>>>

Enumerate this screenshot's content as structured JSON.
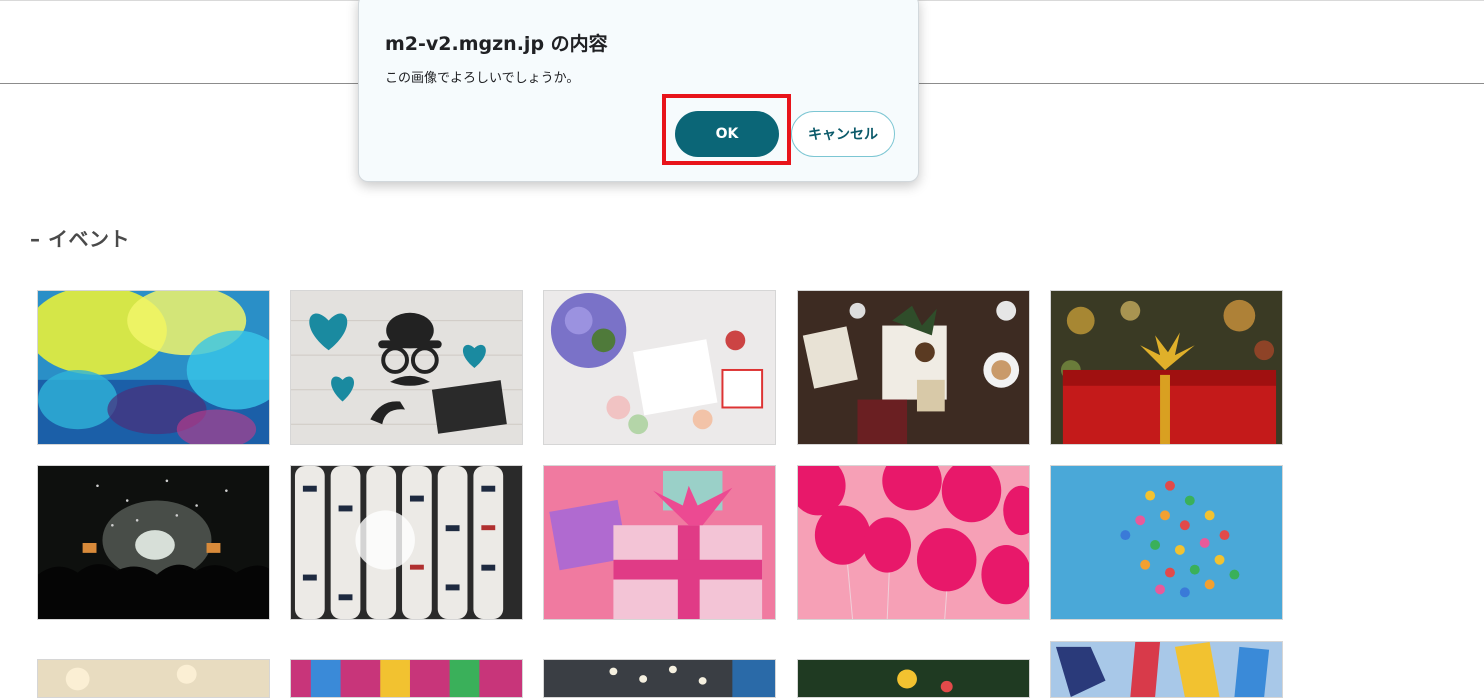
{
  "dialog": {
    "title": "m2-v2.mgzn.jp の内容",
    "message": "この画像でよろしいでしょうか。",
    "ok_label": "OK",
    "cancel_label": "キャンセル"
  },
  "section": {
    "title": "– イベント"
  },
  "gallery": {
    "images": [
      {
        "subject": "holi-color-festival"
      },
      {
        "subject": "fathers-day-mustache-hat"
      },
      {
        "subject": "mothers-day-card-flowers"
      },
      {
        "subject": "christmas-gift-pinecones"
      },
      {
        "subject": "red-gift-gold-ribbon-bokeh"
      },
      {
        "subject": "concert-confetti-crowd"
      },
      {
        "subject": "japanese-paper-lanterns"
      },
      {
        "subject": "pink-gift-boxes-ribbon"
      },
      {
        "subject": "pink-balloons"
      },
      {
        "subject": "colorful-balloons-sky"
      },
      {
        "subject": "bokeh-lights"
      },
      {
        "subject": "tanabata-decorations"
      },
      {
        "subject": "festival-lanterns-street"
      },
      {
        "subject": "christmas-tree-ornaments"
      },
      {
        "subject": "koinobori-carp-streamers"
      }
    ]
  },
  "colors": {
    "primary": "#0b6677",
    "highlight": "#e8141b"
  }
}
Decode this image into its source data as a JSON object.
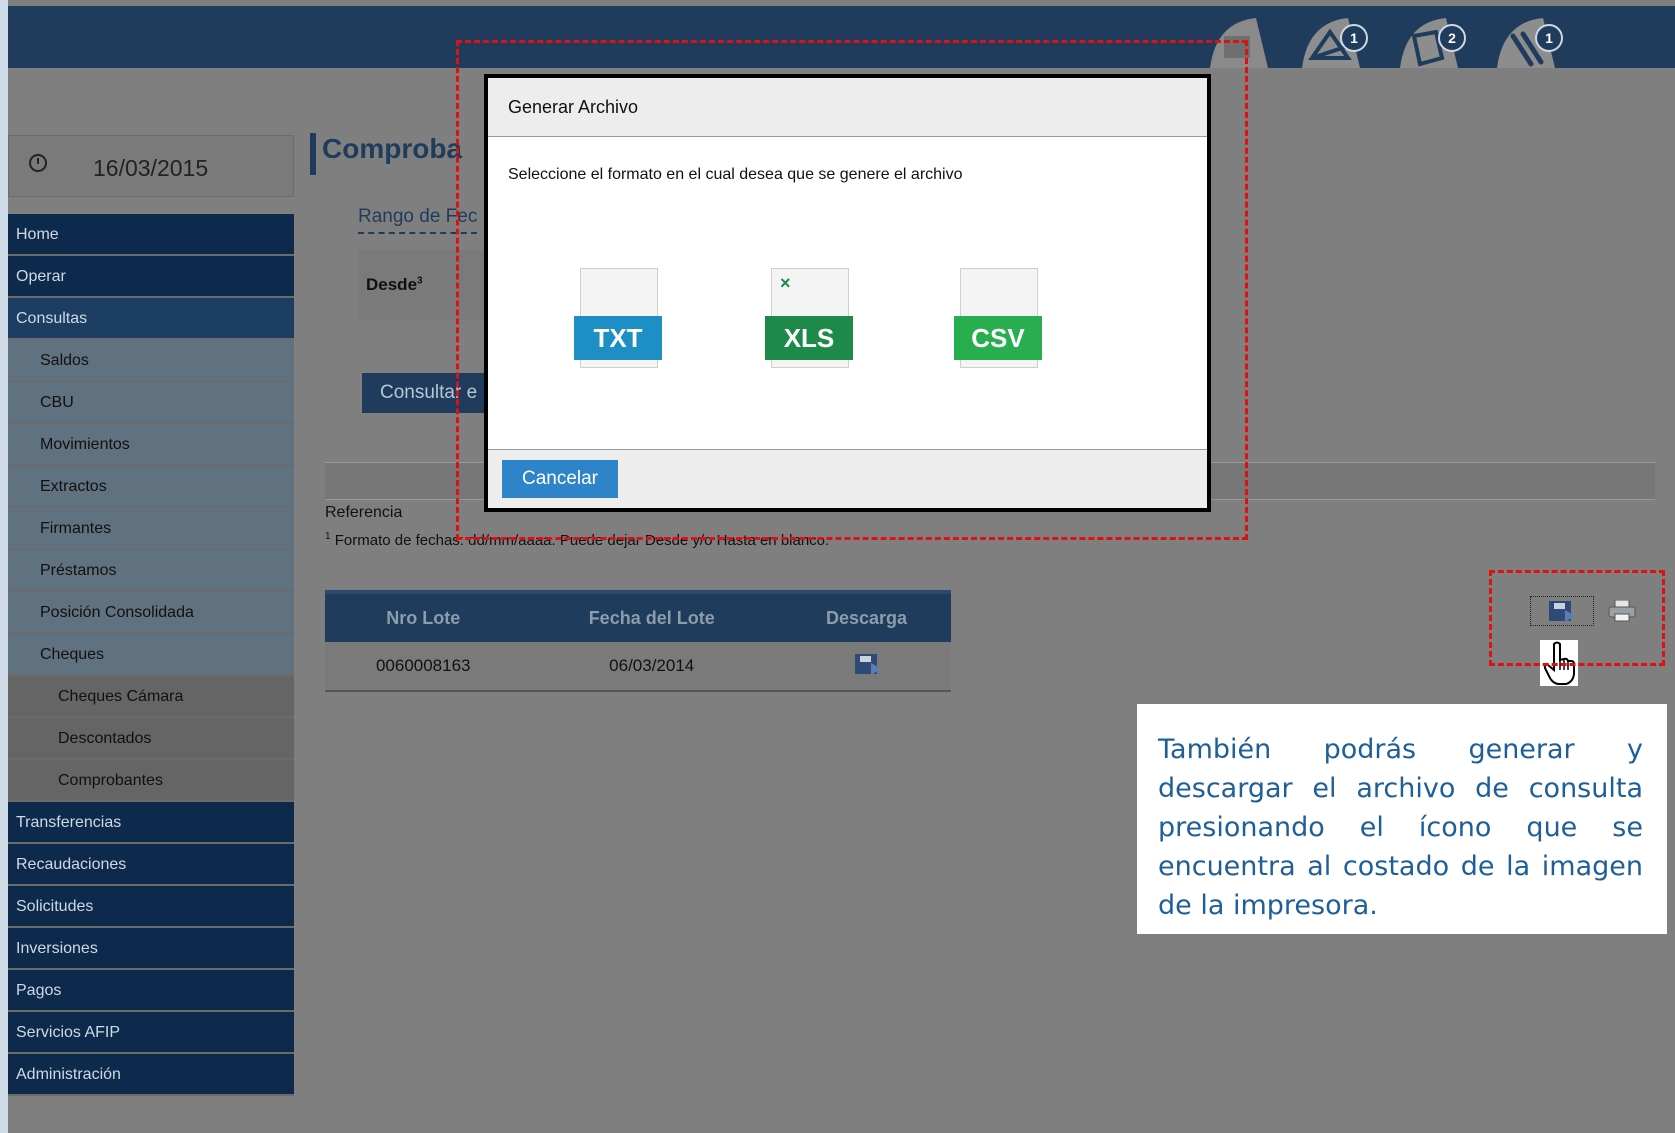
{
  "session": {
    "date": "16/03/2015"
  },
  "header": {
    "badges": [
      "1",
      "2",
      "1"
    ]
  },
  "menu": [
    {
      "label": "Home",
      "level": 1
    },
    {
      "label": "Operar",
      "level": 1
    },
    {
      "label": "Consultas",
      "level": 1,
      "active": true
    },
    {
      "label": "Saldos",
      "level": 2
    },
    {
      "label": "CBU",
      "level": 2
    },
    {
      "label": "Movimientos",
      "level": 2
    },
    {
      "label": "Extractos",
      "level": 2
    },
    {
      "label": "Firmantes",
      "level": 2
    },
    {
      "label": "Préstamos",
      "level": 2
    },
    {
      "label": "Posición Consolidada",
      "level": 2
    },
    {
      "label": "Cheques",
      "level": 2
    },
    {
      "label": "Cheques Cámara",
      "level": 3
    },
    {
      "label": "Descontados",
      "level": 3
    },
    {
      "label": "Comprobantes",
      "level": 3
    },
    {
      "label": "Transferencias",
      "level": 1
    },
    {
      "label": "Recaudaciones",
      "level": 1
    },
    {
      "label": "Solicitudes",
      "level": 1
    },
    {
      "label": "Inversiones",
      "level": 1
    },
    {
      "label": "Pagos",
      "level": 1
    },
    {
      "label": "Servicios AFIP",
      "level": 1
    },
    {
      "label": "Administración",
      "level": 1
    }
  ],
  "main": {
    "title": "Comproba",
    "range_link": "Rango de Fec",
    "desde_label": "Desde",
    "desde_sup": "3",
    "consultar_button": "Consultar e",
    "referencia": "Referencia",
    "footnote_sup": "1",
    "footnote": "Formato de fechas: dd/mm/aaaa. Puede dejar Desde y/o Hasta en blanco."
  },
  "table": {
    "headers": [
      "Nro Lote",
      "Fecha del Lote",
      "Descarga"
    ],
    "rows": [
      [
        "0060008163",
        "06/03/2014"
      ]
    ]
  },
  "modal": {
    "title": "Generar Archivo",
    "message": "Seleccione el formato en el cual desea que se genere el archivo",
    "formats": [
      {
        "label": "TXT",
        "color": "#1e8fc4"
      },
      {
        "label": "XLS",
        "color": "#1e8a4a"
      },
      {
        "label": "CSV",
        "color": "#28ad4f"
      }
    ],
    "cancel_button": "Cancelar"
  },
  "callout": "También podrás generar y descargar el archivo de consulta presionando el ícono que se encuentra al costado de la imagen de la impresora.",
  "colors": {
    "highlight": "#e01010",
    "navy": "#1f3c5d"
  }
}
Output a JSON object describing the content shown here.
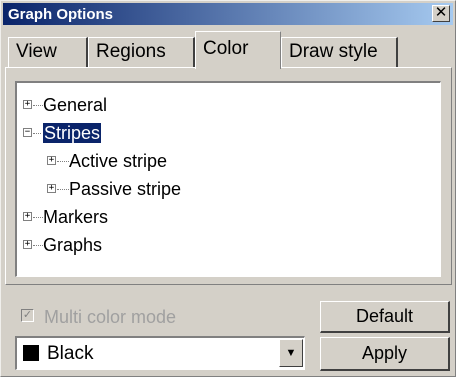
{
  "window": {
    "title": "Graph Options",
    "close_glyph": "✕"
  },
  "tabs": [
    {
      "label": "View",
      "active": false
    },
    {
      "label": "Regions",
      "active": false
    },
    {
      "label": "Color",
      "active": true
    },
    {
      "label": "Draw style",
      "active": false
    }
  ],
  "tree": {
    "items": [
      {
        "label": "General",
        "expander": "+",
        "level": 0
      },
      {
        "label": "Stripes",
        "expander": "−",
        "level": 0,
        "selected": true
      },
      {
        "label": "Active stripe",
        "expander": "+",
        "level": 1
      },
      {
        "label": "Passive stripe",
        "expander": "+",
        "level": 1
      },
      {
        "label": "Markers",
        "expander": "+",
        "level": 0
      },
      {
        "label": "Graphs",
        "expander": "+",
        "level": 0
      }
    ]
  },
  "multi_color_mode": {
    "label": "Multi color mode",
    "checked": true,
    "check_glyph": "✓",
    "enabled": false
  },
  "buttons": {
    "default_label": "Default",
    "apply_label": "Apply"
  },
  "color_select": {
    "value": "Black",
    "swatch_color": "#000000",
    "arrow_glyph": "▼"
  },
  "colors": {
    "title_bar_start": "#0a246a",
    "title_bar_end": "#a6caf0",
    "selection": "#0a246a",
    "face": "#d4d0c8"
  }
}
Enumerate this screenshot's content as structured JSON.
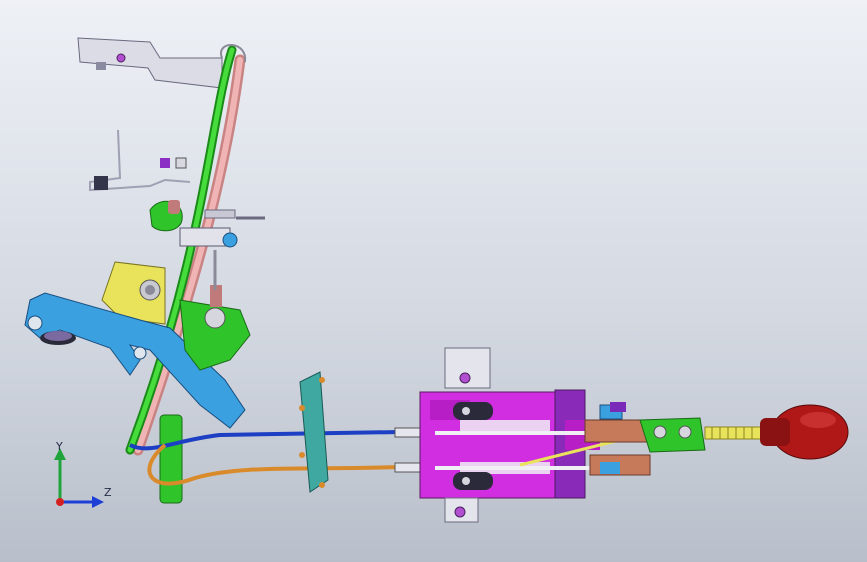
{
  "viewport": {
    "background_top": "#eef1f6",
    "background_bottom": "#b9bfca"
  },
  "triad": {
    "y_label": "Y",
    "z_label": "Z",
    "y_color": "#1fa33a",
    "z_color": "#1d3fd6",
    "x_color": "#d42020"
  },
  "colors": {
    "cable_blue": "#1c3fc4",
    "cable_orange": "#d98b2c",
    "rod_green": "#2ec42a",
    "rod_pink": "#e9a3a3",
    "bracket_blue": "#3aa0e0",
    "housing_magenta": "#d02ee0",
    "knob_red": "#b01818",
    "yellow_block": "#e8e35a",
    "metal": "#d6d6de",
    "teal_plate": "#3fa8a0"
  }
}
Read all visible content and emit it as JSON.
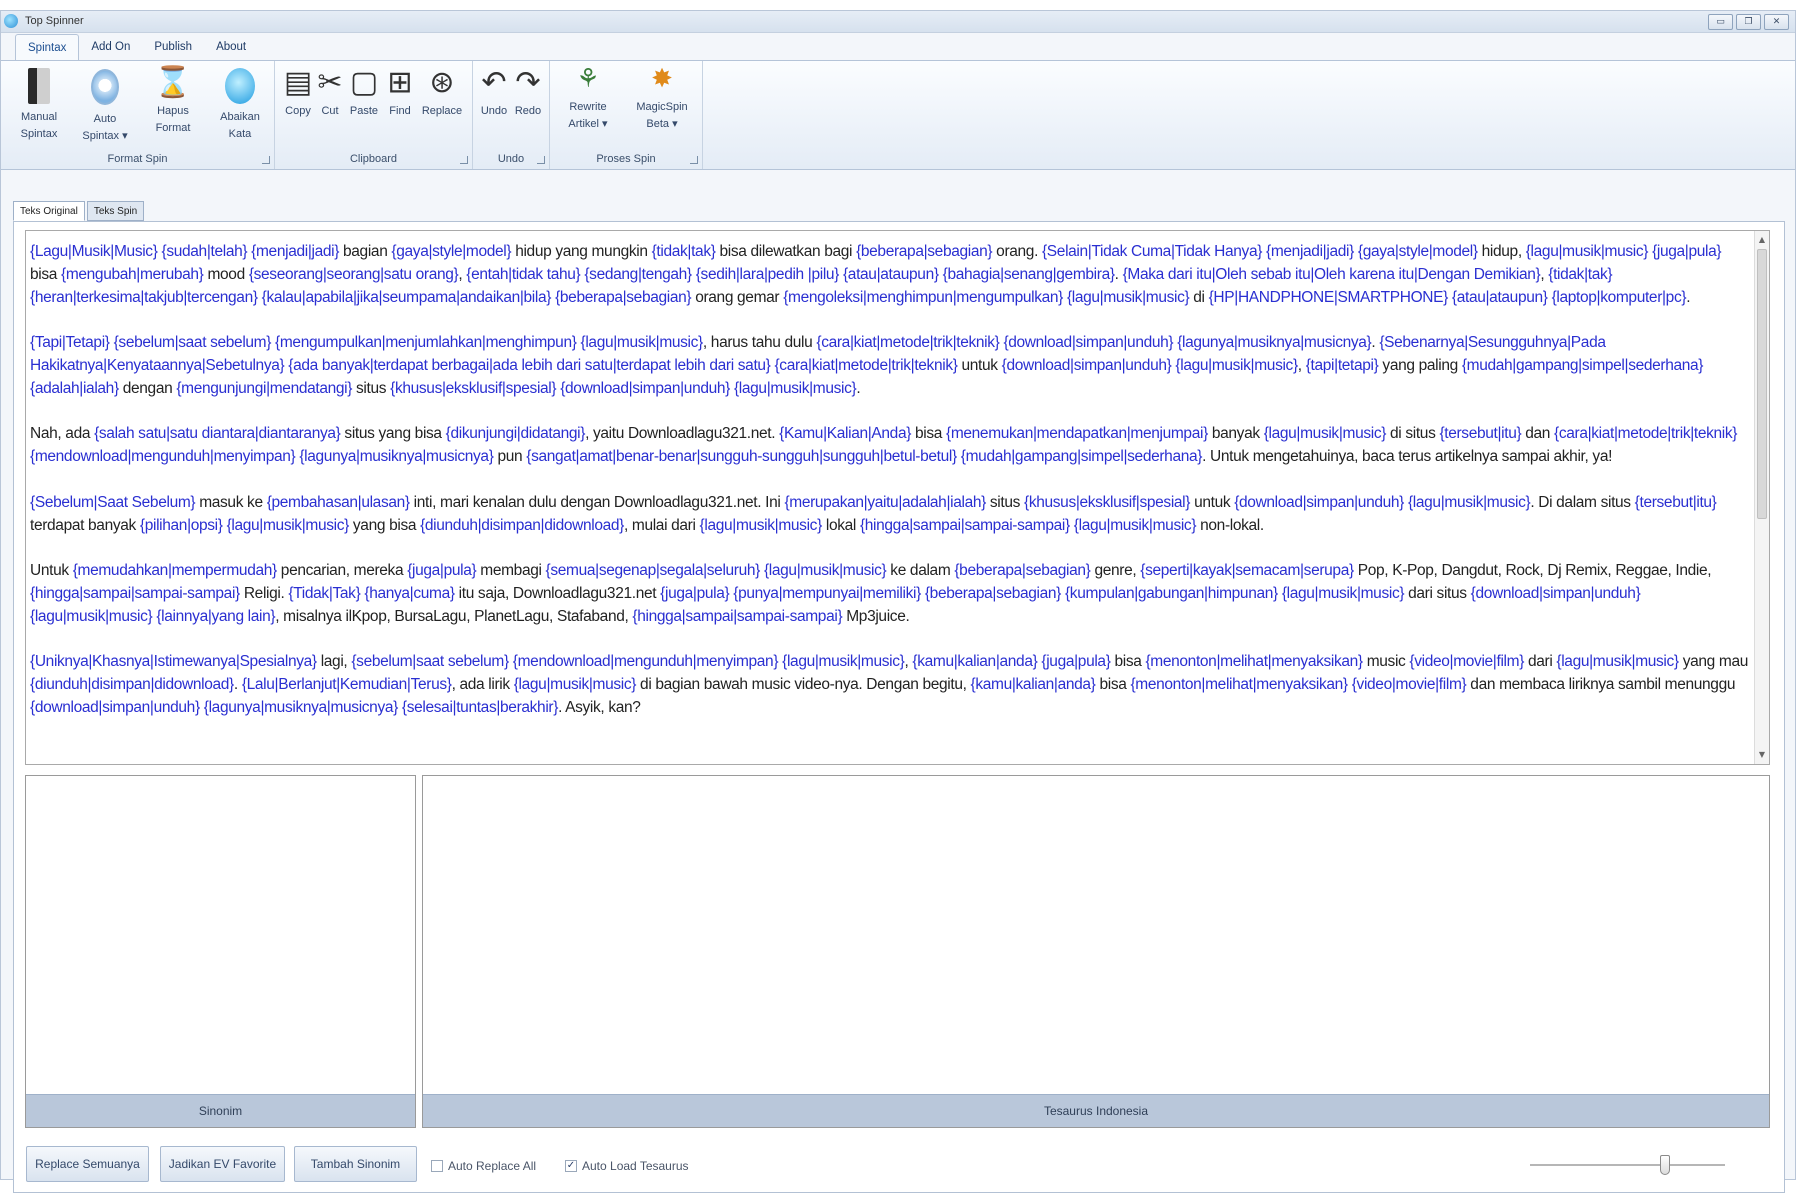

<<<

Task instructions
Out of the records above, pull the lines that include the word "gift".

Reply
        "subject": "christmas-gift-pinecones"
        "subject": "red-gift-gold-ribbon-bokeh"
        "subject": "pink-gift-boxes-ribbon"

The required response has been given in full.